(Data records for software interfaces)
====

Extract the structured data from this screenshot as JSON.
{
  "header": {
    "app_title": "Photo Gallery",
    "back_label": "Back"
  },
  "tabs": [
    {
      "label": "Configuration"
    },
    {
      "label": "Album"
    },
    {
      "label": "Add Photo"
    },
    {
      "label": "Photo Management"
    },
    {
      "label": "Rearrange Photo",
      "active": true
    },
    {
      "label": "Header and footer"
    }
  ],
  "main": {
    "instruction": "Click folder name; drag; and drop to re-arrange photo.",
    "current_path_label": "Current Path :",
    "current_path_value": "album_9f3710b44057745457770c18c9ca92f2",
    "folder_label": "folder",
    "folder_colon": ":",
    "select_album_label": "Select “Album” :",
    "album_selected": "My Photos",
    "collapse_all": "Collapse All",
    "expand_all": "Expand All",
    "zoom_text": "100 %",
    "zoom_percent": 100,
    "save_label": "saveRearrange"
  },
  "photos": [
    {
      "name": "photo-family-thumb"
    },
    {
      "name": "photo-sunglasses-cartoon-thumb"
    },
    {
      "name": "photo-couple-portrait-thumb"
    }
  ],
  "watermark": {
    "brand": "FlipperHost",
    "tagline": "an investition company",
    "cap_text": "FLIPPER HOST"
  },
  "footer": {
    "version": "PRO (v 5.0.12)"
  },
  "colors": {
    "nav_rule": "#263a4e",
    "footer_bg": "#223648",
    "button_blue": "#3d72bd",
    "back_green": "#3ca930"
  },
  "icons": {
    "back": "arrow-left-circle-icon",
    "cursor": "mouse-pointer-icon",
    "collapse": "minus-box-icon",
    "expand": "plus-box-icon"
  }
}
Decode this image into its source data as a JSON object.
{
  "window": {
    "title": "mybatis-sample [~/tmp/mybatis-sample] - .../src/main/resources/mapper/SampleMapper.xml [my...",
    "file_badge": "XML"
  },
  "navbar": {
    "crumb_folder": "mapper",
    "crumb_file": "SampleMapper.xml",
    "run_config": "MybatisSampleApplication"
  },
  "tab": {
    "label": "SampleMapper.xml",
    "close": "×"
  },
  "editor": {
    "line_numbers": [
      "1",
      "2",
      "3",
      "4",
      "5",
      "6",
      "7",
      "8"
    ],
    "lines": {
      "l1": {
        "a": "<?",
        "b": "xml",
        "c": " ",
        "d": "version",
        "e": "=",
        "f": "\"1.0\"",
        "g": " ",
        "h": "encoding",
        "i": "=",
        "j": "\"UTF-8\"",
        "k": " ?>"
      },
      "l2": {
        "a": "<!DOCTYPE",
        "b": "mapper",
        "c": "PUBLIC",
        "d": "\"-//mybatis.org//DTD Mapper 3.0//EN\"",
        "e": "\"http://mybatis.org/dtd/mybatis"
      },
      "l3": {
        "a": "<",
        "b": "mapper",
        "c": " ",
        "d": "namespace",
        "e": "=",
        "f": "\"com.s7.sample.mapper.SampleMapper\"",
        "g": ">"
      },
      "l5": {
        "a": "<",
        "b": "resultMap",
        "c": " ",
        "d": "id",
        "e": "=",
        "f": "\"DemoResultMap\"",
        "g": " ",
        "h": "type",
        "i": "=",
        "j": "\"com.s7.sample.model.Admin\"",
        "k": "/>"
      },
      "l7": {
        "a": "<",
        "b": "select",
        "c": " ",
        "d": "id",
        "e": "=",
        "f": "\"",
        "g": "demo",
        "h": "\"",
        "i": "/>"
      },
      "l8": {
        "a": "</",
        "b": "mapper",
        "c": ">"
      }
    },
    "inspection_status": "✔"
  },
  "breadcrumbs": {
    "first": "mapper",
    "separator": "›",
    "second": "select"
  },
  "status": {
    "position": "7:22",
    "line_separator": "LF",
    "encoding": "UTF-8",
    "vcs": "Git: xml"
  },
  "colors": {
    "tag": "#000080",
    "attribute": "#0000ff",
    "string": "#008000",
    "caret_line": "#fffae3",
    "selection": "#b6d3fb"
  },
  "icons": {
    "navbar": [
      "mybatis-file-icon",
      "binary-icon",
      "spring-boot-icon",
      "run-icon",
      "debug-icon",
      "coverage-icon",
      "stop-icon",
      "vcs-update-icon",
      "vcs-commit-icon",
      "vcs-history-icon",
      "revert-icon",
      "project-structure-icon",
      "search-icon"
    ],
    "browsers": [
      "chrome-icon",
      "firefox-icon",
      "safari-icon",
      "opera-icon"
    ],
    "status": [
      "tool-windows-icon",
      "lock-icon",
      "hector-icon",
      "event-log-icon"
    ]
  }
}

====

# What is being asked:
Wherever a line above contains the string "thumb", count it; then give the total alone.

# Completed exercise:
3